Trump famously scrapped the Obama-era Iran nuclear deal and assassinated Iranian General Qassem Soleimani in a drone strike. Since then, the administration has told the government of Iraq that it will not honor any request for American forces to leave the country. As The New York Times reported in late 2019, despite his vows to conclude “endless wars,” Trump hasn’t ended any. As the Times put it, “More troops have deployed to the Middle East in recent months than have come home. Mr. Trump is not so much ending wars, as he is moving troops from one conflict to another.”
Whether you think this record should be a source of pride or shame, it is not, in any sense, noninterventionist or dovish.
Similarly, the president’s attacks on the excesses of the “deep state” have failed to produce more robust civil-liberties protections. Despite his insistence that the “deep state” participated in an Obama-Biden “coup” against his administration, Trump has not meaningfully curtailed federal law-enforcement or surveillance powers expanded in the name of fighting terrorism. Last year, Trump signed on to a bipartisan reauthorization of the PATRIOT Act without major changes; last November, the Trump administration invoked PATRIOT Act authorities to detain a person indefinitely on American soil for the first time—an act from which it later retreated in fear that the courts might not uphold it. The president has repeatedly threatened—and deployed—federal power to suppress anti-police-brutality protests. His administration has urged the suppression of intelligence showing attempted foreign interference in American elections on his behalf, while ordering the manufacture of intelligence meant to justify an authoritarian crackdown on his domestic political critics.
All of that said, even with the examples of Trumpian cruelty, the president has compiled less a record of radical departure from his predecessors on these particular matters than one of continuity. Barack Obama was elected as a skeptic of the War on Terror; his administration presided over an expansion of its scope, much as Trump’s has. A Hillary Clinton administration likely would have as well, perhaps with some differences—maybe a Clinton administration would not have rescinded Obama’s drone restrictions, and public pressure might have resulted in a reduction in drone warfare. But the two most consistent qualities of the post-9/11 security state are that it grows, and that its growth is bipartisan. The trend suggests that a rollback of expansive national-security powers and commitments won’t be forthcoming in a hypothetical Biden administration either.
On Thursday, Biden told the military newspaper Stars and Stripes that “these ‘forever wars’ have to end. I support drawing down the troops. But here’s the problem, we still have to worry about terrorism and [the Islamic State],”adding that he does not “foresee major reductions in the U.S. defense budget.”

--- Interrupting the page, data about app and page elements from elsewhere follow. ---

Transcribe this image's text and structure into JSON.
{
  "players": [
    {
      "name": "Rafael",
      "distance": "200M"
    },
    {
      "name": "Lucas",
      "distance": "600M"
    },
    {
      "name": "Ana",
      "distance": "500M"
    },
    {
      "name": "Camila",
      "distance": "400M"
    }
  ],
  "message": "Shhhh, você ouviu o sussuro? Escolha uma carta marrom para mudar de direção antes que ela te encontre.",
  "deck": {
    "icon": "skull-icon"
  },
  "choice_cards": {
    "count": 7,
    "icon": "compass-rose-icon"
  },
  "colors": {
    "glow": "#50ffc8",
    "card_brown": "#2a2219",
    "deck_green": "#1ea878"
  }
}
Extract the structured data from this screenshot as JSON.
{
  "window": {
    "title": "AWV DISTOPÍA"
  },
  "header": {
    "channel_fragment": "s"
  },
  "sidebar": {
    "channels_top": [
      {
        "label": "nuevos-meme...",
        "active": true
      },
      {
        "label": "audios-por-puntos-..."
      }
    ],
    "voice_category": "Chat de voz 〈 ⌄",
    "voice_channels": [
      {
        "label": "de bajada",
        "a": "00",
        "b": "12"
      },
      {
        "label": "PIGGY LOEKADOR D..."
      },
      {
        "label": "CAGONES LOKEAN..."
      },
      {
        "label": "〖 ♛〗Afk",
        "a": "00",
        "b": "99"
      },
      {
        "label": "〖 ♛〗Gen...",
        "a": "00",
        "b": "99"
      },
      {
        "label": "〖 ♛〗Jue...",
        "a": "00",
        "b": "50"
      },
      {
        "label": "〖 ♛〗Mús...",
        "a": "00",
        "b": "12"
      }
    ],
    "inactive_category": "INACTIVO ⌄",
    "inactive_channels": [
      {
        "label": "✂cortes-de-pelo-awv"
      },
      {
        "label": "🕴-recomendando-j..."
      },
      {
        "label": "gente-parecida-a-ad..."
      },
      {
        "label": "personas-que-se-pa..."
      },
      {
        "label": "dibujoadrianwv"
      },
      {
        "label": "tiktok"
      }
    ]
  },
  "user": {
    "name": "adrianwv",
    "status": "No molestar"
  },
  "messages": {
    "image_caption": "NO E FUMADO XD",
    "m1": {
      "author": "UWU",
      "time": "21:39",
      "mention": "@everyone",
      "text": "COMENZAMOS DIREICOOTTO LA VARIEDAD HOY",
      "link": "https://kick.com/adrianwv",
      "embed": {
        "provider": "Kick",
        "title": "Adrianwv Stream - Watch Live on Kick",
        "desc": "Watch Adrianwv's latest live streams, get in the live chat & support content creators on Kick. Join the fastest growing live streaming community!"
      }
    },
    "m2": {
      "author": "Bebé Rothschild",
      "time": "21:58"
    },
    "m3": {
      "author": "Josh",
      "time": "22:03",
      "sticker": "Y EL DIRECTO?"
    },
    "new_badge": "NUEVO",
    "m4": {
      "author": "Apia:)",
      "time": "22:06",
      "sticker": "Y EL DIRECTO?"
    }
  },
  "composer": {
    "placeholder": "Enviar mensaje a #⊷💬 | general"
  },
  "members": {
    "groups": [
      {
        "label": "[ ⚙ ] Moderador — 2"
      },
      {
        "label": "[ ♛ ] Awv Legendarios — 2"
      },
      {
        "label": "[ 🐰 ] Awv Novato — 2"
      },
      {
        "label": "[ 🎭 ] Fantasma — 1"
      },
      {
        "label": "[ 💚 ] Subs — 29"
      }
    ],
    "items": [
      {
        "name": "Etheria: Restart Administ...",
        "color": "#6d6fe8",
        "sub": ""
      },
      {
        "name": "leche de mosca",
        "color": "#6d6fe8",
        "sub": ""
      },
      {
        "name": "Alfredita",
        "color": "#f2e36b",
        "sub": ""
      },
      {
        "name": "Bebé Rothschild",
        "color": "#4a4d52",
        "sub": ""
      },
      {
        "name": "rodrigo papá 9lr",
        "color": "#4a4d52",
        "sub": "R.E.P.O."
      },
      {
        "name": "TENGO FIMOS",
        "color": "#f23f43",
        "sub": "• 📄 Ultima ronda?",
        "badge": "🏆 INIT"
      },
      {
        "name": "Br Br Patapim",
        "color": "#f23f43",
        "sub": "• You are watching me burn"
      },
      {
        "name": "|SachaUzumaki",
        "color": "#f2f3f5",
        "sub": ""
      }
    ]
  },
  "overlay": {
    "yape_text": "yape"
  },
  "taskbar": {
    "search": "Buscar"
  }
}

Still, it makes no more sense to give Trump credit for being a dove than it would to give Obama credit for his 2008 rhetoric on the same issues, or Biden just for saying that the “forever wars” must end. Just as he is no great businessman or economic populist, Trump is no foe of defense contractors or endless war—he only plays one on television.